In 2012 the Texas golf team had a couple of promising prospects in Cody Gribble and Jordan Spieth. “He was there for one reason and one reason only—to play great golf and get to the Tour,” Gribble told me. “I had other priorities.”
Oh yeah? What was her name?
Gribble and Spieth won a national championship together, and then Spieth did in fact bolt for the Tour, to immediate success. Gribble stayed at Texas, earning a degree in corporate communications—with a minor in having a good time. He turned pro in 2013, but Gribble’s route to the Tour would be slightly more circuitous than the one his old teammate took. By 2015 he had reached the Web.com Tour, but he finished an agonizing $2,035 short of reaching the Show. “If you think too much about that one shot or one putt that would have made the difference, you will definitely go crazy,” Gribble, 26, says with a dark chuckle. Stuck on the Web for one more year, he was in position to win the tournament near Evansville, Ind., when, on the 72nd hole, he hit a seemingly perfect approach that landed next to the flag—then trickled off the green into the water, leading to befuddlement from the TV announcers and outrage on Twitter about an extreme pin placement. At that point Gribble hadn’t won an individual tournament since the 2007 Western Junior. “You definitely start to wonder if maybe this isn’t meant to be,” he says.
He missed the cut in 10 of his next 17 events, but clutch play in the Web.com Tour Finals punched Gribble’s ticket to the PGA Tour. He’s part of one of the most intriguing rookie classes in recent memory, thanks to the cult followings of Andrew “Beef” Johnston; Wesley Bryan, the trick-shot artist who’s turned into a birdie-making phenom; and this month’s GOLF cover boy, Bryson DeChambeau. In October, Gribble was the first to put his name in lights, as he stormed to a four-shot victory at the Sanderson Farms Championship, the second event of the Tour’s 2016-17 wraparound schedule. In becoming the 13th lefty to win on Tour, Gribble birdied five of the last seven holes to cap a bogey-free 65. Some of the credit goes to Bryan: When they were paired together earlier in 2016, Gribble was dazzled by his playing partner’s wedge game, inspiring him to work on his own. Given his strong long game, that made all the difference.

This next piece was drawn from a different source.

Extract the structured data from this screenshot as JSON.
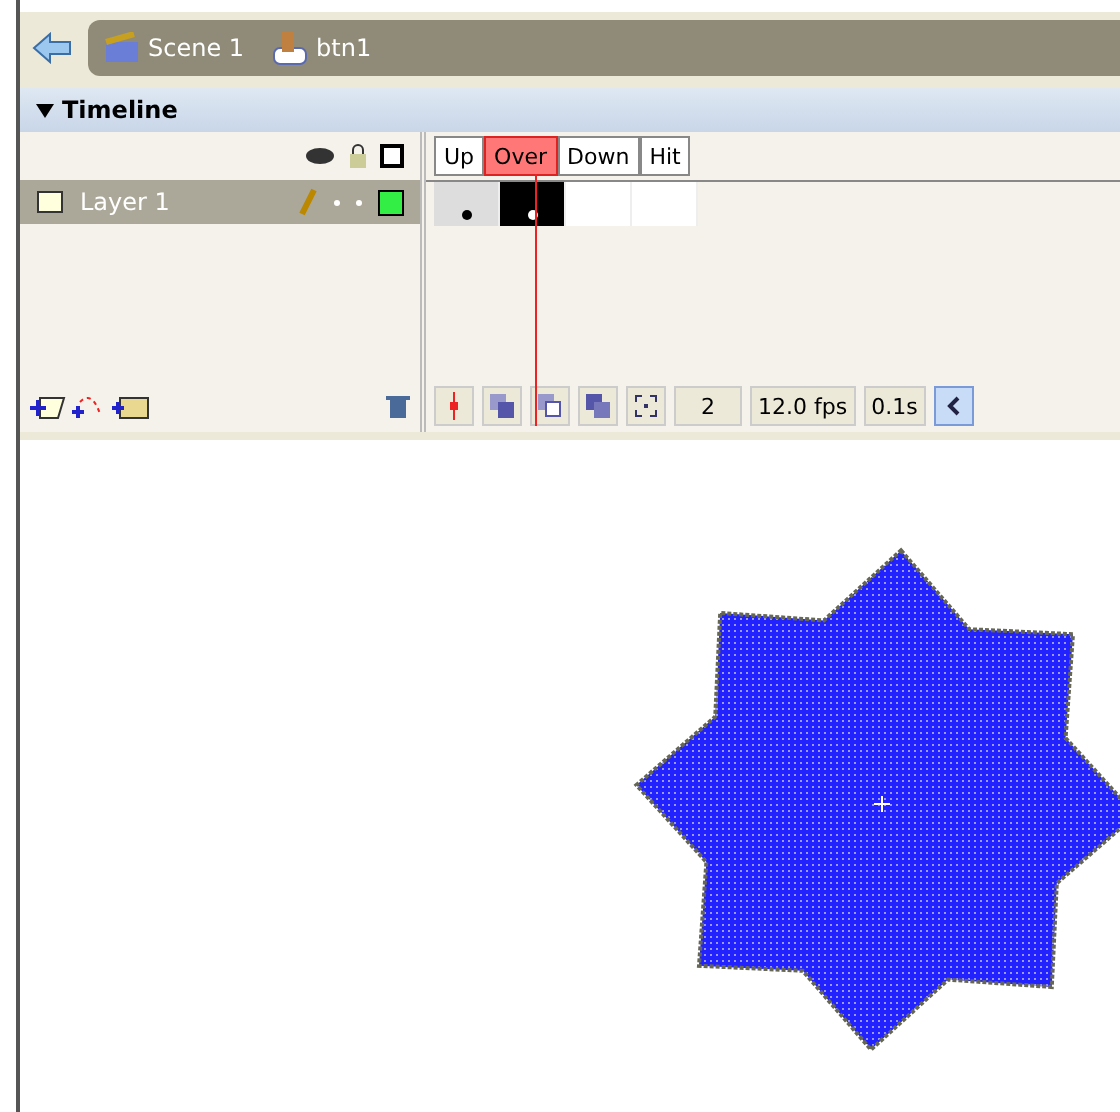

To underscore the strength of this rookie class, Mackenzie Hughes won the RSM Classic, at Sea Island, three weeks after Gribble’s triumph. “I was pulling so hard for him,” Gribble says of the 26-year-old Canadian. “There’s definitely a team spirit among the rookies. We’re all in the same spot, fighting for our right to be on the Tour and trying to prove to ourselves and everyone else that we belong. I’d call it a friendly rivalry. I know that all of us want to be named rookie of the year. It’s going to be a good fight for that trophy.”
Gribble is keeping things simple by continuing to live with his parents in Dallas. And why not? His mom, Diane, doesn’t mind doing his laundry, and she makes a seafood pasta that’s “out of this world.” Meanwhile, Gribble’s dad, Bill, cooks up a spicy chili that is “so good it’s stupid.” Both of Gribble’s parents work in the financial sector, so Cody is being quite careful with his new largesse—the only splurge he’s even considering at this point is a new pickup truck for the family’s 8,500-acre ranch outside Albany, Tex., where the Gribbles and assorted friends hunt for deer, quail and duck. Gribble is certainly enjoying his new status as a Tour winner, but he admits it’s been a little “hectic.” I mentioned to him that I once heard Spieth say that before he won on Tour, it took him 30 seconds to get from the locker room to the driving range—and then after his first victory, the same walk took 20 minutes.
“I can totally relate to that,” Gribble says, swallowing a smile. “It used to take me 30 seconds and now it takes a full minute.”
But like his fellow rookies, Gribble’s time is coming, and soon.